September 13, 2014
Medical Debts Will Soon Weigh Less On Your Credit Score, But They're Still A Problem
Seeing a doctor should make you healthier. But what happens when the bill comes? If you are like one-third of Americans, you struggle to pay your medical bills.
The number one cause of personal bankruptcy has less to do with spendthrift habits and a great deal more to do with bad luck when it comes to your health: medical bills are the leading reason that Americans file for bankruptcy.
When patients can’t pay their bills, their credit scores suffer. This affects their ability to get credit in other parts of their lives.
Over 64 million consumers have a medical collection on their credit report, according to the credit bureau Experian. A recent change in the way credit scores are calculated could offer better financial options to millions.
How a single visit to the ER can derail your long-term financial goals
I recently met 21-year-old Jeniquia, a San Francisco woman studying to become a veterinarian. I hired Jeniquia to take me to work via peer-to-peer car service Lyft. She explained to me that she nearly didn’t get the car she now uses for her livelihood because of an unpaid $300 medical bill.
“It struck me when I went to buy a car. The dealership said I needed a cosigner,” Jeniquia told me. “I also got denied for a bunch of credit cards.” Concerned, she traced back her troubles to a trip she took the previous year to visit her mother in Utah, where she went to the emergency room for a bad sunburn.
Luckily, Jeniquia’s mother had the credit to co-sign on Jeniquia’s car lease.

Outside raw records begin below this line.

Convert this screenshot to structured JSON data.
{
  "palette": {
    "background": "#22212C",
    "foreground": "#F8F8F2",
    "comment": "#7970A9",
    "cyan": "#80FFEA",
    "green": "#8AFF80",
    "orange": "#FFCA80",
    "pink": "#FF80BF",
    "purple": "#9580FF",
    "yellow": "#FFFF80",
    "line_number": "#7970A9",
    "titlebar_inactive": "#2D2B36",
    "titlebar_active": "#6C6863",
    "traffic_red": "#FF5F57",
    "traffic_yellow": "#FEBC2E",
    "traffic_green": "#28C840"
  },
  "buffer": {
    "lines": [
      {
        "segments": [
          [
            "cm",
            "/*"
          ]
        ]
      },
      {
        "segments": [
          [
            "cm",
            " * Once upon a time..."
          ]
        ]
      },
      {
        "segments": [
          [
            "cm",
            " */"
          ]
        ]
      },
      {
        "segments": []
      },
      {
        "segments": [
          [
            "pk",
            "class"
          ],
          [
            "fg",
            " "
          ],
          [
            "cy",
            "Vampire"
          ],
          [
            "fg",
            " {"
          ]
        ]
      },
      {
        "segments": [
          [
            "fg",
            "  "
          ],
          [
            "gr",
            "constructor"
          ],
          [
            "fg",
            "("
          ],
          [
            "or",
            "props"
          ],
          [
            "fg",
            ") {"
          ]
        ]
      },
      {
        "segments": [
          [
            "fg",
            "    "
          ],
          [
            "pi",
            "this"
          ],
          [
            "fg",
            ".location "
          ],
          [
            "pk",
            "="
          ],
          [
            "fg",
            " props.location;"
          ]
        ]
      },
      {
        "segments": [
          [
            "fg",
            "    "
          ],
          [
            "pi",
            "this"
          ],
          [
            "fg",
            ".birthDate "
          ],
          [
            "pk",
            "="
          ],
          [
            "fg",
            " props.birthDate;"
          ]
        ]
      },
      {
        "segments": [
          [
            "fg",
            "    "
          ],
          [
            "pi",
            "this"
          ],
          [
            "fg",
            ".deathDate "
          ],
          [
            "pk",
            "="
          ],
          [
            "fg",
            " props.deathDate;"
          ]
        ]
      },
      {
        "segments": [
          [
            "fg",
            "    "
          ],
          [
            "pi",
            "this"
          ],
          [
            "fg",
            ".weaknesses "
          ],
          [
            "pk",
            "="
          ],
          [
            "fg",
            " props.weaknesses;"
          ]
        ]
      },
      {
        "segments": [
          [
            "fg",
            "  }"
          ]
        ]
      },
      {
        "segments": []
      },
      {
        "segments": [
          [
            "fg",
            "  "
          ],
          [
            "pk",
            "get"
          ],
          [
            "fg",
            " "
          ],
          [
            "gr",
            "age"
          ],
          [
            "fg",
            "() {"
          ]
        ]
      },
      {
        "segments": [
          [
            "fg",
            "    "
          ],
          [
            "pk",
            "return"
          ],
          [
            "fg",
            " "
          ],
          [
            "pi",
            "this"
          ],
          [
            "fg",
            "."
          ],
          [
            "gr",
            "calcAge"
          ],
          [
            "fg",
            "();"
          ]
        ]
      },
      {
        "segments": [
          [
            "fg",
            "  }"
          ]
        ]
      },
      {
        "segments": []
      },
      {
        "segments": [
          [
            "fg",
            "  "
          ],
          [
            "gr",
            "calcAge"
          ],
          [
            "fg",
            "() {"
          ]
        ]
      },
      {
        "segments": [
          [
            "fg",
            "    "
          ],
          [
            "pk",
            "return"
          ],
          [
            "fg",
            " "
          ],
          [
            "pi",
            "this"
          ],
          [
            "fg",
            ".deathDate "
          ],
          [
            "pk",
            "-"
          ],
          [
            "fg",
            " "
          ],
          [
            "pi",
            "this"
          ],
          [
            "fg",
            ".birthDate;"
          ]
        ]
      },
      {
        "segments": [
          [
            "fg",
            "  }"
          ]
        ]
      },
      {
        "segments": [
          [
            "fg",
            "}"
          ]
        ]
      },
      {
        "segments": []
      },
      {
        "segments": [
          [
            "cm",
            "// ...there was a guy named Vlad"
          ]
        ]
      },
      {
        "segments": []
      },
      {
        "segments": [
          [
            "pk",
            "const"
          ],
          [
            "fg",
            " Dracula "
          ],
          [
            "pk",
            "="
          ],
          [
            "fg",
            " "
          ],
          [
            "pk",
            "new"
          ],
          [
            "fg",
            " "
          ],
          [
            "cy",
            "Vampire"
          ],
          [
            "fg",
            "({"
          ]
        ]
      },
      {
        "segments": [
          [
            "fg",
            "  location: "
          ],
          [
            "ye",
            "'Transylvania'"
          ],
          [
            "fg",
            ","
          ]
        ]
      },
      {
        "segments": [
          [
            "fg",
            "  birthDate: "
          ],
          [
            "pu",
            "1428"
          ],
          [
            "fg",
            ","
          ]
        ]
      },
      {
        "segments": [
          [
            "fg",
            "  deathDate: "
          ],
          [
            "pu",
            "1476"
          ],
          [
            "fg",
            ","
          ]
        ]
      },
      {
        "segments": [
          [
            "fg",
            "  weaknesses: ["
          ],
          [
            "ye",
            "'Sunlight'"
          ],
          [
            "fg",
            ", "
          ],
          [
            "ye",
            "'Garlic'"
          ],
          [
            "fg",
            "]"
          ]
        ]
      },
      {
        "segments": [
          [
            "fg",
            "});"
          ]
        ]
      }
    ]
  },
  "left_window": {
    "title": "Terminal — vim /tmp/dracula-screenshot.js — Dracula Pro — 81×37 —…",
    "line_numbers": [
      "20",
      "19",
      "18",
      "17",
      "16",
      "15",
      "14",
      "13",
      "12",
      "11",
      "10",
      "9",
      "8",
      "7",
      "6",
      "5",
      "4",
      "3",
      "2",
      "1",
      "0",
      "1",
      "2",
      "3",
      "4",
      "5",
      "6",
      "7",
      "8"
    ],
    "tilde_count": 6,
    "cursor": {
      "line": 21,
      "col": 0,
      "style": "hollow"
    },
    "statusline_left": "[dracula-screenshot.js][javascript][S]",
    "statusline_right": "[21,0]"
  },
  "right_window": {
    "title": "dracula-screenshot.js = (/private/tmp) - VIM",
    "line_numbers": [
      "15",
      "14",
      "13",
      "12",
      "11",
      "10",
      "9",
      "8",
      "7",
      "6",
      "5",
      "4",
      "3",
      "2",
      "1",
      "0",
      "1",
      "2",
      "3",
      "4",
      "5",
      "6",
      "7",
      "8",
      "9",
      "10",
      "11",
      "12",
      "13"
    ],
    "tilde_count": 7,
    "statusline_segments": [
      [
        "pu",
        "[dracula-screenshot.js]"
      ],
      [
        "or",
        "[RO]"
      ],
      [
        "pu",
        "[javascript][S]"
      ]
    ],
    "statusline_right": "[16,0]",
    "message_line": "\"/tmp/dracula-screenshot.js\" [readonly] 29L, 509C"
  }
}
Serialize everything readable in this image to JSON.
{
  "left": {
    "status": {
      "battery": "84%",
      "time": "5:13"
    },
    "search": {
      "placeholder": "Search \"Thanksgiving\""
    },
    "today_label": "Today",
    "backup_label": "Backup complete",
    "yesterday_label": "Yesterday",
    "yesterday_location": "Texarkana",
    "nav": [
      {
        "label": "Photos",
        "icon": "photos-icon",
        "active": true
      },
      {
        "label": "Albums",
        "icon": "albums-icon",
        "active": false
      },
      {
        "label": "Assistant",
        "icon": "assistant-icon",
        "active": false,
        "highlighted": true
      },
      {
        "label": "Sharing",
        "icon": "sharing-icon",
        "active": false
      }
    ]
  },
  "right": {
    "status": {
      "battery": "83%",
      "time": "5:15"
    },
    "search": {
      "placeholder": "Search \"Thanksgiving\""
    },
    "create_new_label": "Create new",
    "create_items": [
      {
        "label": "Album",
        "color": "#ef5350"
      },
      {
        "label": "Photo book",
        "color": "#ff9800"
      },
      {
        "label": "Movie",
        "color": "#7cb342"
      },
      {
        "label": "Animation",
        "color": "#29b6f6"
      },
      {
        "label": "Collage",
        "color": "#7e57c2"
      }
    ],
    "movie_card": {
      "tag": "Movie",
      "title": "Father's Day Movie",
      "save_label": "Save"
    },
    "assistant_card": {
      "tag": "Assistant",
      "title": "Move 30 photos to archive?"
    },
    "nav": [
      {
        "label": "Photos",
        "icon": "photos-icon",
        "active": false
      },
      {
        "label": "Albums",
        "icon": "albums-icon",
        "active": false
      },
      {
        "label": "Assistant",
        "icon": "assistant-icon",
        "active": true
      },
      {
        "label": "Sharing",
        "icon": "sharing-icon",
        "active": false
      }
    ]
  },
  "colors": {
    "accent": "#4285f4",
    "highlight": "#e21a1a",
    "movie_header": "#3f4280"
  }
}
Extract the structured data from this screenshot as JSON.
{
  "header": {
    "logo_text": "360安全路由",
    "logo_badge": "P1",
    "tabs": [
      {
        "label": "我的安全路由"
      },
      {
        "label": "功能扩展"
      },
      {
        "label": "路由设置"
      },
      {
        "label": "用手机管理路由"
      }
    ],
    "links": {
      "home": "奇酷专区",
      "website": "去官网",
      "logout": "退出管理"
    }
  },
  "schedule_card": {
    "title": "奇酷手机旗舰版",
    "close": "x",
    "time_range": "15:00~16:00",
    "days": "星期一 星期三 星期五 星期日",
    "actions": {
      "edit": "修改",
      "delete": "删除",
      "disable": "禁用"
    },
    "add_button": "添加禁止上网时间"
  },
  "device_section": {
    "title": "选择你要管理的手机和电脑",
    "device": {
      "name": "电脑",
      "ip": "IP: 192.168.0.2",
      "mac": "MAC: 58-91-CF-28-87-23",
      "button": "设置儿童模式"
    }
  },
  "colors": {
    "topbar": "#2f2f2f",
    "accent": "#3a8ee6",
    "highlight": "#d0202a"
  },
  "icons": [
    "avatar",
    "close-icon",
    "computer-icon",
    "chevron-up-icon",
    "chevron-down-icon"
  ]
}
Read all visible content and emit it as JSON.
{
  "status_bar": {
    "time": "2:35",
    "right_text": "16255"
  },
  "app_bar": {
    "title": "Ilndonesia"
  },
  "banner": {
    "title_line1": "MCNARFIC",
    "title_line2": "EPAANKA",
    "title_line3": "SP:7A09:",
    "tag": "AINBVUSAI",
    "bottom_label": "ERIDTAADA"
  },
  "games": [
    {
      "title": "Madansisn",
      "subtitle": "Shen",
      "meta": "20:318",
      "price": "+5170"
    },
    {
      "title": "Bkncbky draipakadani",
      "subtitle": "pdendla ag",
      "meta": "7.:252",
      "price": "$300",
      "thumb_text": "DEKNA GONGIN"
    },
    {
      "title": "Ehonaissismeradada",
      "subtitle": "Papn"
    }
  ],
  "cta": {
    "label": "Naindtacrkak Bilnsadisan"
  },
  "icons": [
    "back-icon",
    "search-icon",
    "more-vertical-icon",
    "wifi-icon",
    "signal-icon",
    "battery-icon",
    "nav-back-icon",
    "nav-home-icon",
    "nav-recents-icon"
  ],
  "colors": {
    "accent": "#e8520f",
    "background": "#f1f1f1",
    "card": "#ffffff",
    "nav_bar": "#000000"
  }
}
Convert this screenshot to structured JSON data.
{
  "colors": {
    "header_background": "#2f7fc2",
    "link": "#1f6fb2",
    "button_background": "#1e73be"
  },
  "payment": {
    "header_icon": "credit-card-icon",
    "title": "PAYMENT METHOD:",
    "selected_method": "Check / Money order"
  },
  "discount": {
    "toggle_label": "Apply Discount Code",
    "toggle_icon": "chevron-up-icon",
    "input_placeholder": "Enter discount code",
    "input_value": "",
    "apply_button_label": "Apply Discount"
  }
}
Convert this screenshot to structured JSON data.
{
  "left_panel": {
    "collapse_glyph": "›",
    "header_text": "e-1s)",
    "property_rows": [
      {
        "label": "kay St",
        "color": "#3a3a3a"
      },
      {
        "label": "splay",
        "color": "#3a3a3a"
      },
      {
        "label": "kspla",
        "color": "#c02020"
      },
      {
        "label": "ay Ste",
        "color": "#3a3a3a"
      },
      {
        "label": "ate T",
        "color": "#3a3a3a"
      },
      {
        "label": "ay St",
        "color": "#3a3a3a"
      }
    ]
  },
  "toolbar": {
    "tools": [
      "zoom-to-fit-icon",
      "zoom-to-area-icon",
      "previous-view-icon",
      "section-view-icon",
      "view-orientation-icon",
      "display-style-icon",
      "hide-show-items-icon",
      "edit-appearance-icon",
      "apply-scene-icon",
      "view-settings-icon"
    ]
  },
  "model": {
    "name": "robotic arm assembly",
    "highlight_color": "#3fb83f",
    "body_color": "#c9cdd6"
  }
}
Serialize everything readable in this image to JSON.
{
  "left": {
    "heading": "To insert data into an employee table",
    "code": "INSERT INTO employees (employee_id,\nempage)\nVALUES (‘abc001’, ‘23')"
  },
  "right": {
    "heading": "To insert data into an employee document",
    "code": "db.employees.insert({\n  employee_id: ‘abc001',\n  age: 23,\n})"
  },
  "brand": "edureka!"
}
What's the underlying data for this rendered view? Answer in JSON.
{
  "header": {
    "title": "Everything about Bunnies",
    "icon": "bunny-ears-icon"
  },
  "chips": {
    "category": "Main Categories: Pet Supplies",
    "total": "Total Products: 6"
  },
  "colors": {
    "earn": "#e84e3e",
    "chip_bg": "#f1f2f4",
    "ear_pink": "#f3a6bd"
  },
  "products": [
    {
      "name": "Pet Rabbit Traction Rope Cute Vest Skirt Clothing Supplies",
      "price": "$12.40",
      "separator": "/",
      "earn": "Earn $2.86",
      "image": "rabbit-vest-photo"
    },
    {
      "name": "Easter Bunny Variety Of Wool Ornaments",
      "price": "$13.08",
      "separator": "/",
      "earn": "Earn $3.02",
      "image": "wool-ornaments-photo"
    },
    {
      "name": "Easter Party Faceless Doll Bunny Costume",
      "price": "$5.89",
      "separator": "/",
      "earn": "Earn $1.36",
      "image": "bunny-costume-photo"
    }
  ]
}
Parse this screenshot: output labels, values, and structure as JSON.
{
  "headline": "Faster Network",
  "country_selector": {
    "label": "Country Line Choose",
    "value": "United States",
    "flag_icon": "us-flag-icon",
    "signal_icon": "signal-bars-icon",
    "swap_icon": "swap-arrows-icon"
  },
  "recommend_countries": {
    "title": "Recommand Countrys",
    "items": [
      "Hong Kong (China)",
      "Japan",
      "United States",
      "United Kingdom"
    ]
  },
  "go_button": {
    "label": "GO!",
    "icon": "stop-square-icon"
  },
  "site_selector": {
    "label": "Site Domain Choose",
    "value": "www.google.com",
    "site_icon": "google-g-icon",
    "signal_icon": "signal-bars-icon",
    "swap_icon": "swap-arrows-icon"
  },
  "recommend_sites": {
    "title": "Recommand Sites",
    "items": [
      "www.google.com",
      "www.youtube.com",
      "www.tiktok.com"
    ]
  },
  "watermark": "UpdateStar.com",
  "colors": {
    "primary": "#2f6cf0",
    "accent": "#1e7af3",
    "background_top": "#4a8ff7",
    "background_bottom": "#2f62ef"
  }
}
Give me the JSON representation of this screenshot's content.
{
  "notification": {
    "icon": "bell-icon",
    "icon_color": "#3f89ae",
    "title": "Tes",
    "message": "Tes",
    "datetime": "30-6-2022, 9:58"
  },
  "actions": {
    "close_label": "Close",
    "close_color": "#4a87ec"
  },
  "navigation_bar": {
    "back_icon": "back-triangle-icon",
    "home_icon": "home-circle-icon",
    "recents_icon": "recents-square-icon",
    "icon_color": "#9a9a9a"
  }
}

Without that help, Jeniquia would be without her job as a driver and thus without any financial means to pursue her education.
FICO scores set to rise for those with unpaid medical bills
Earlier this month, Fair Isaac Corp. (FICO) – the country’s most widely used credit score – announced plans to reduce the impact of medical debt on its credit-scoring model. This is great news for consumers.
The changes to FICO scoring will help millions, raising scores an average of 25 points for people who have medical debt but otherwise good history of paying bills. Because Jeniquia ultimately paid in full her $300 ER bill after it went to collections, she’ll find that her new FICO score will no longer be affected by that debt. Past paid medical debts do not factor into the new scores. Unpaid debts will weigh less.
“Many consumers have medical debt, and we’ve found that this does not necessarily indicate an unlikeliness to repay other debts,” Anthony Sprauve, FICO’s director of public relations, told NerdWallet. “Giving less weight to unpaid medical bills in collection — which, by the way, are more than 50% of all unpaid collection debt — is a way to possibly increase the chances of someone who is otherwise a good credit risk getting a loan.”
This means that FICO scores will distinguish between medical and non-medical debt, suggesting the credit world is taking steps to recognize a $300 emergency room bill after a bad day in the sun is different than chronic overspending on a credit card.
High health care costs are causing American families to go broke
Although consumers like Jeniquia stand to benefit from FICO’s new scoring model, skyrocketing health care costs are still hitting millions of Americans with crippling debt. According to a recent Commonwealth Fund report, 28 million American adults burned through their savings to pay off medical expense in the last two years.
Unfortunately, health insurance is no panacea. Last year 10 million insured Americans struggled to pay bills, according to our research at NerdWallet. With high deductible plans on the rise, that number may continue to increase. The maximum out-of-pocket charge for Affordable Care Act plans sold through the government marketplace was set at $6,350 for 2014. That’s on top of monthly insurance premiums. I bet that doesn’t feel “affordable” to too many people.
When faced with steep medical bills, many Americans turn to easy credit. Each year more than 11 million adults use credit cards to pay off medical bills. However, under the new FICO rules this could be a big mistake. Those who pay off medical debt using credit cards may lose FICO’s new medical bill protection. Once your debt is paid and owed to your credit card provider, how will FICO distinguish whether your debt was from a hospital, a trip to Disney Land or happy hour drinks at TGIFridays?
Consumers need more financial literacy when it comes to healthcare costs
In this environment, consumers need to be strong, proactive advocates in understanding their health care costs and obligations. But first, we need to empower consumers with increased financial literacy in order to manage their health expenses.
The signs are far from encouraging. Companies assisting the rollout of Affordable Care Act report that “most consumers who sought help struggled to understand even basic health insurance terms such as ‘deductible’,” according to a survey last month by Kaiser.
Jeniquia herself laments, “I thought the hospital visits were covered,” she says. “Nothing was explained to me.”